That is the topic. Show me where it says anything about polygamy.
You can not miss it, look at the top of the page.
Supreme Court did not rule Tuesday on Proposition 8, the 2008 California initiative that banned same-sex marriage in the state, but signaled that the decision will come Wednesday.
The justices also did not issue their decision on the federal Defense of Marriage Act, which bars gay and lesbian married couples from receiving the same federal benefits as opposite-sex spouses. They indicated, however, that the decision in that case also will come Wednesday, saying all remaining opinions from the court's annual term would be issued then.
Proposition 8 was a ballot initiative, and a California state constitutional amendment, passed in the November 2008 elections, which says that "only marriage between a man and a woman is valid or recognized in California." The proposition overturned the California Supreme Court's ruling — from the same year — that same-sex couples "have a constitutional right to marry." However, Prop 8 didn't affect the state's domestic partnerships or same sex marriages performed before November 5, 2008. Nonetheless, the passage of Prop 8 — the same day the first African American president was elected — unleashed protests, demonstrations and numerous lawsuits challenging the proposition's validity. United States District Court Judge Vaughn Walker, who is openly gay, overturned Proposition 8 on August 4, 2010 in the case Perry v. Schwarzenegger, ruling that it violated both the Due Process and Equal Protection clauses of the United States Constitution. The Ninth Circuit Court of Appeals continued the stay, keeping Walker's ruling "on hold pending appeal." On February 7, 2012, in a 2–1 decision, a Ninth Circuit Court of Appeals panel affirmed Walker's decision declaring the Proposition 8 ban on same-sex marriage to be unconstitutional.
It’s a long-debated political question, one that surfaced in Tuesday’s Supreme Court hearing on California’s gay marriage ban, known as Proposition 8.
Justice Sonia Sotomayor brought it up while questioning former U.S. Solicitor General Ted Olson, a Republican who argued that gay marriage is an individual right and should be protected by the Constitution.

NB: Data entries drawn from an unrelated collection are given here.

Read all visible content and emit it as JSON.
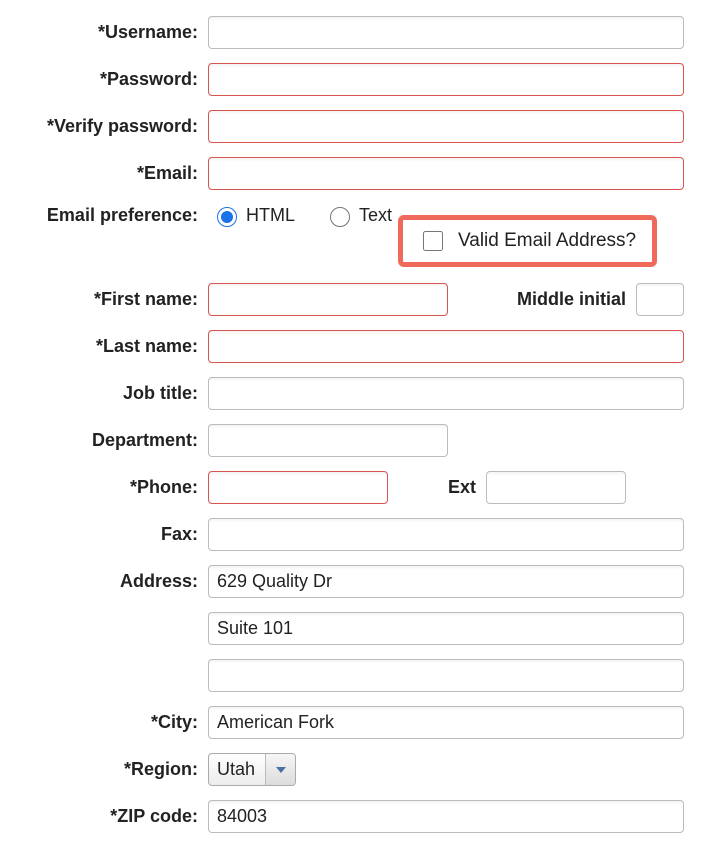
{
  "labels": {
    "username": "*Username:",
    "password": "*Password:",
    "verify_password": "*Verify password:",
    "email": "*Email:",
    "email_pref": "Email preference:",
    "valid_email": "Valid Email Address?",
    "first_name": "*First name:",
    "middle_initial": "Middle initial",
    "last_name": "*Last name:",
    "job_title": "Job title:",
    "department": "Department:",
    "phone": "*Phone:",
    "ext": "Ext",
    "fax": "Fax:",
    "address": "Address:",
    "city": "*City:",
    "region": "*Region:",
    "zip": "*ZIP code:"
  },
  "email_pref_options": {
    "html": "HTML",
    "text": "Text"
  },
  "values": {
    "username": "",
    "password": "",
    "verify_password": "",
    "email": "",
    "first_name": "",
    "middle_initial": "",
    "last_name": "",
    "job_title": "",
    "department": "",
    "phone": "",
    "ext": "",
    "fax": "",
    "address1": "629 Quality Dr",
    "address2": "Suite 101",
    "address3": "",
    "city": "American Fork",
    "region": "Utah",
    "zip": "84003"
  }
}
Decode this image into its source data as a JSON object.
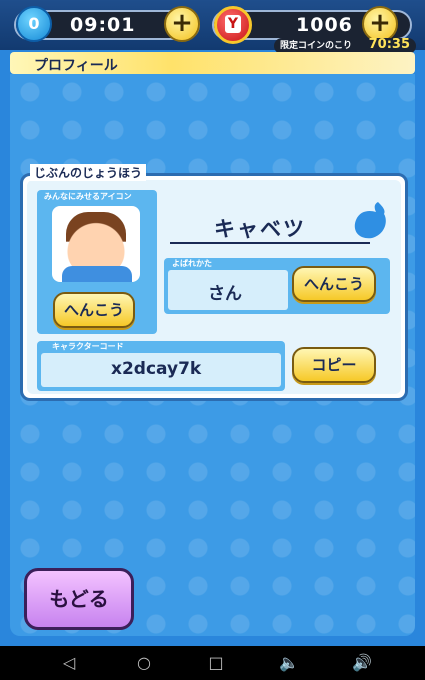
{
  "hud": {
    "stamina_badge": "0",
    "time": "09:01",
    "coins": "1006",
    "limited_label": "限定コインのこり",
    "limited_time": "70:35",
    "plus_glyph": "+"
  },
  "title": "プロフィール",
  "card": {
    "heading": "じぶんのじょうほう",
    "icon_label": "みんなにみせるアイコン",
    "icon_change_button": "へんこう",
    "name": "キャベツ",
    "honorific_label": "よばれかた",
    "honorific_value": "さん",
    "honorific_change_button": "へんこう",
    "code_label": "キャラクターコード",
    "code_value": "x2dcay7k",
    "copy_button": "コピー"
  },
  "back_button": "もどる",
  "navbar": {
    "back": "◁",
    "home": "○",
    "recent": "□",
    "vol_down": "🔈",
    "vol_up": "🔊"
  },
  "colors": {
    "background": "#2a86dc",
    "title_bar": "#ffe26a",
    "gold_button": "#f6c928",
    "back_button": "#c783ef",
    "card_border": "#2c6cb0"
  }
}
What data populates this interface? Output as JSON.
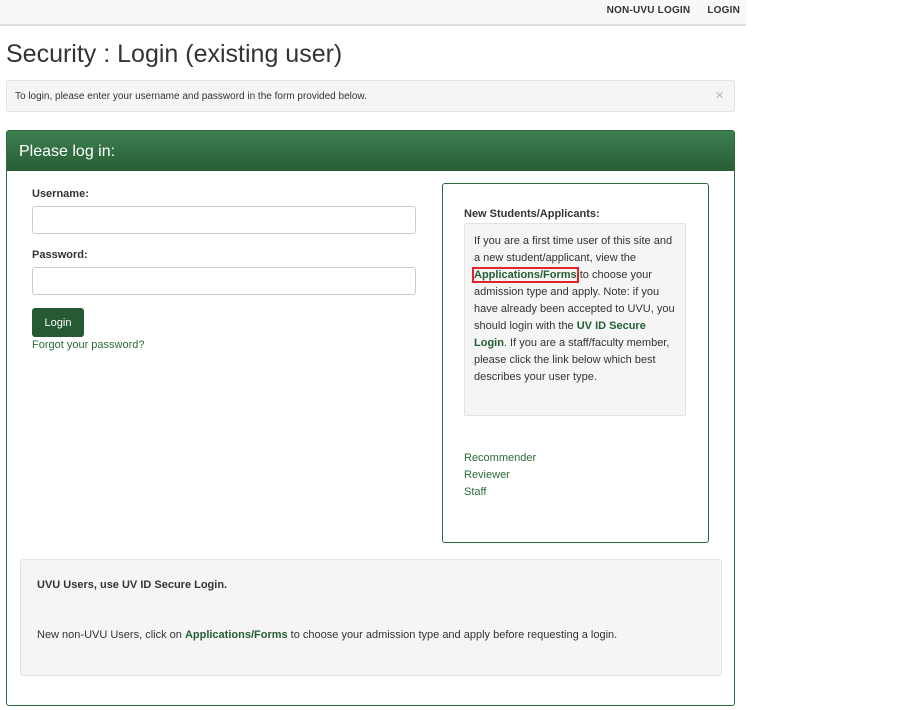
{
  "topnav": {
    "non_uvu_login": "NON-UVU LOGIN",
    "login": "LOGIN"
  },
  "page": {
    "title": "Security : Login (existing user)"
  },
  "alert": {
    "text": "To login, please enter your username and password in the form provided below.",
    "close_glyph": "×"
  },
  "panel": {
    "heading": "Please log in:"
  },
  "form": {
    "username_label": "Username:",
    "username_value": "",
    "password_label": "Password:",
    "password_value": "",
    "login_button": "Login",
    "forgot_link": "Forgot your password?"
  },
  "info": {
    "title": "New Students/Applicants:",
    "text_1": "If you are a first time user of this site and a new student/applicant, view the ",
    "link_forms": "Applications/Forms",
    "text_2": " to choose your admission type and apply. Note: if you have already been accepted to UVU, you should login with the ",
    "uvid_link": "UV ID Secure Login",
    "text_3": ". If you are a staff/faculty member, please click the link below which best describes your user type.",
    "roles": [
      "Recommender",
      "Reviewer",
      "Staff"
    ]
  },
  "bottom": {
    "title": "UVU Users, use UV ID Secure Login.",
    "text_before": "New non-UVU Users, click on ",
    "link": "Applications/Forms",
    "text_after": " to choose your admission type and apply before requesting a login."
  },
  "colors": {
    "brand_green": "#285e35",
    "link_green": "#2a6b3a",
    "highlight_red": "#e0262a"
  }
}
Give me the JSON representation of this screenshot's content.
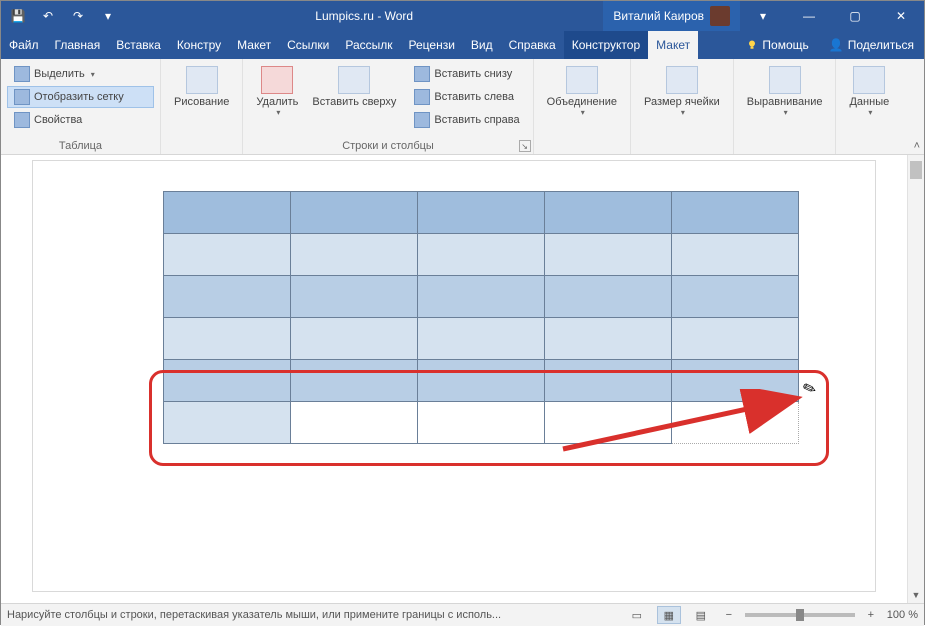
{
  "title": "Lumpics.ru  -  Word",
  "user": "Виталий Каиров",
  "winctrls": {
    "ribbon_opts": "▾",
    "min": "—",
    "max": "▢",
    "close": "✕"
  },
  "qat": {
    "save": "💾",
    "undo": "↶",
    "redo": "↷",
    "more": "▾"
  },
  "tabs": {
    "file": "Файл",
    "items": [
      "Главная",
      "Вставка",
      "Констру",
      "Макет",
      "Ссылки",
      "Рассылк",
      "Рецензи",
      "Вид",
      "Справка",
      "Конструктор",
      "Макет"
    ],
    "active_index": 10,
    "context_indices": [
      9,
      10
    ],
    "help": "Помощь",
    "share": "Поделиться"
  },
  "ribbon": {
    "groups": {
      "table": {
        "label": "Таблица",
        "select": "Выделить",
        "gridlines": "Отобразить сетку",
        "properties": "Свойства"
      },
      "draw": {
        "label": "Рисование"
      },
      "delete": {
        "label": "Удалить"
      },
      "rowscols": {
        "label": "Строки и столбцы",
        "insert_above": "Вставить сверху",
        "insert_below": "Вставить снизу",
        "insert_left": "Вставить слева",
        "insert_right": "Вставить справа"
      },
      "merge": {
        "label": "Объединение"
      },
      "cellsize": {
        "label": "Размер ячейки"
      },
      "align": {
        "label": "Выравнивание"
      },
      "data": {
        "label": "Данные"
      }
    }
  },
  "status": {
    "hint": "Нарисуйте столбцы и строки, перетаскивая указатель мыши, или примените границы с исполь...",
    "zoom": "100 %",
    "minus": "−",
    "plus": "+"
  }
}
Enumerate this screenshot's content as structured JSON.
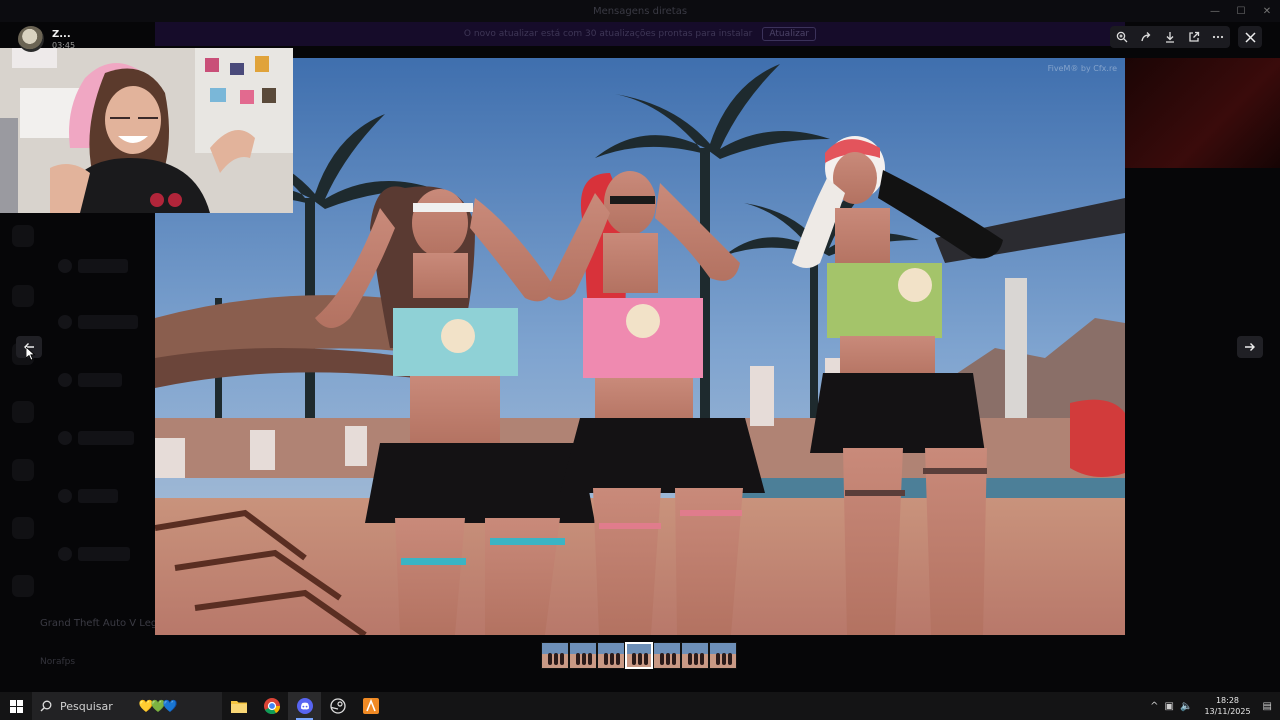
{
  "window": {
    "title": "Mensagens diretas"
  },
  "banner": {
    "text": "O novo atualizar está com 30 atualizações prontas para instalar",
    "button": "Atualizar"
  },
  "viewer": {
    "user_name": "Z...",
    "timestamp": "03:45",
    "watermark": "FiveM® by Cfx.re",
    "tools": [
      "zoom-icon",
      "forward-icon",
      "download-icon",
      "open-external-icon",
      "more-icon"
    ],
    "thumbnails_count": 7,
    "active_thumbnail": 3
  },
  "background": {
    "game_title": "Grand Theft Auto V Legacy",
    "game_subtitle": "",
    "user": "Norafps",
    "user_status": ""
  },
  "taskbar": {
    "search_placeholder": "Pesquisar",
    "time": "18:28",
    "date": "13/11/2025",
    "apps": [
      "file-explorer-icon",
      "chrome-icon",
      "discord-icon",
      "steam-icon",
      "app-icon"
    ]
  },
  "colors": {
    "accent": "#5865f2",
    "overlay": "#060608",
    "taskbar": "#141415"
  }
}
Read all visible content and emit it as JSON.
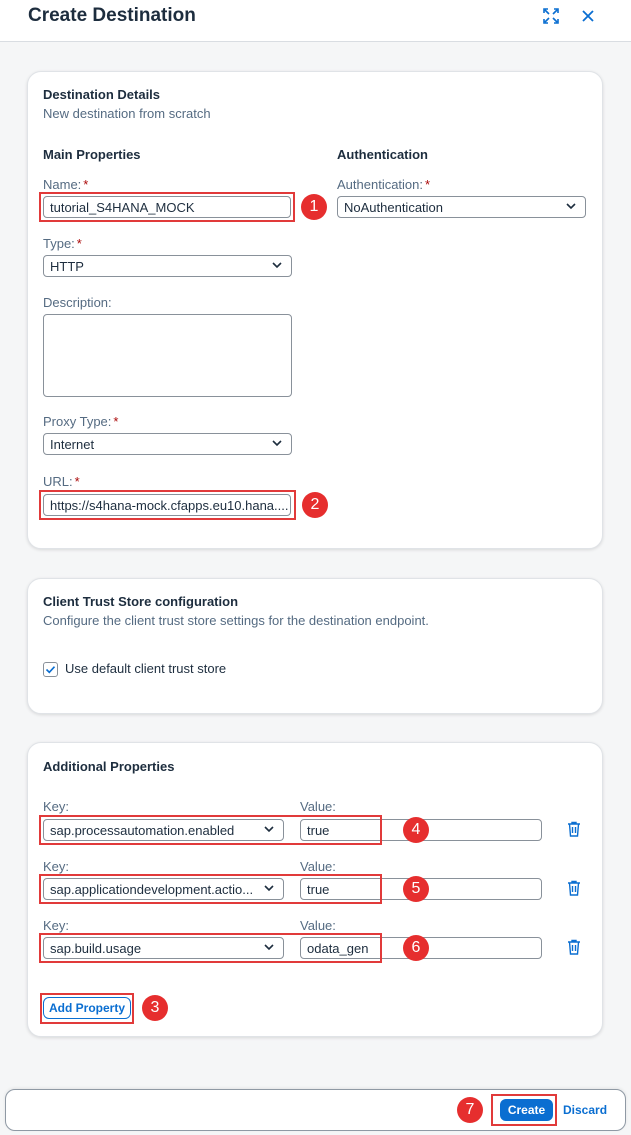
{
  "header": {
    "title": "Create Destination"
  },
  "details": {
    "title": "Destination Details",
    "subtitle": "New destination from scratch",
    "main_heading": "Main Properties",
    "auth_heading": "Authentication",
    "name_label": "Name:",
    "name_value": "tutorial_S4HANA_MOCK",
    "type_label": "Type:",
    "type_value": "HTTP",
    "description_label": "Description:",
    "proxy_label": "Proxy Type:",
    "proxy_value": "Internet",
    "url_label": "URL:",
    "url_value": "https://s4hana-mock.cfapps.eu10.hana....",
    "auth_label": "Authentication:",
    "auth_value": "NoAuthentication",
    "required_mark": "*"
  },
  "trust": {
    "title": "Client Trust Store configuration",
    "subtitle": "Configure the client trust store settings for the destination endpoint.",
    "checkbox_label": "Use default client trust store"
  },
  "additional": {
    "title": "Additional Properties",
    "key_label": "Key:",
    "value_label": "Value:",
    "rows": [
      {
        "key": "sap.processautomation.enabled",
        "value": "true"
      },
      {
        "key": "sap.applicationdevelopment.actio...",
        "value": "true"
      },
      {
        "key": "sap.build.usage",
        "value": "odata_gen"
      }
    ],
    "add_label": "Add Property"
  },
  "footer": {
    "create_label": "Create",
    "discard_label": "Discard"
  },
  "badges": [
    "1",
    "2",
    "3",
    "4",
    "5",
    "6",
    "7"
  ],
  "colors": {
    "accent": "#0a6ed1",
    "annotation_red": "#e62e2e",
    "required": "#aa0808"
  }
}
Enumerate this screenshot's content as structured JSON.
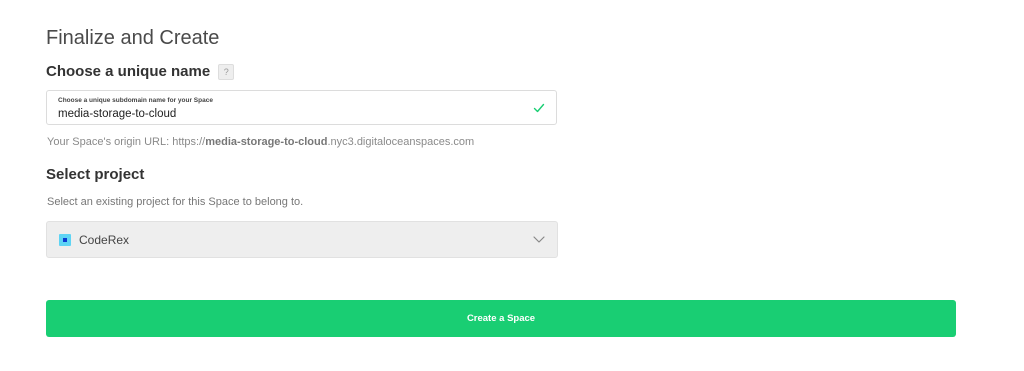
{
  "page": {
    "title": "Finalize and Create"
  },
  "name_section": {
    "heading": "Choose a unique name",
    "help_label": "?",
    "field_label": "Choose a unique subdomain name for your Space",
    "field_value": "media-storage-to-cloud",
    "valid_icon": "check-icon",
    "origin_prefix": "Your Space's origin URL: https://",
    "origin_name": "media-storage-to-cloud",
    "origin_suffix": ".nyc3.digitaloceanspaces.com"
  },
  "project_section": {
    "heading": "Select project",
    "description": "Select an existing project for this Space to belong to.",
    "selected_project": "CodeRex",
    "project_icon": "project-square-icon",
    "dropdown_icon": "chevron-down-icon"
  },
  "actions": {
    "create_label": "Create a Space"
  },
  "colors": {
    "accent_green": "#19ce73",
    "valid_check": "#19ce73",
    "project_icon_bg": "#5ed4f4",
    "project_icon_fg": "#0a3bd1",
    "select_bg": "#eeeeee"
  }
}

"If you say that marriage is a fundamental right, what state restrictions could ever exist?" Sotomayor asked before referencing polygamy and incest among adults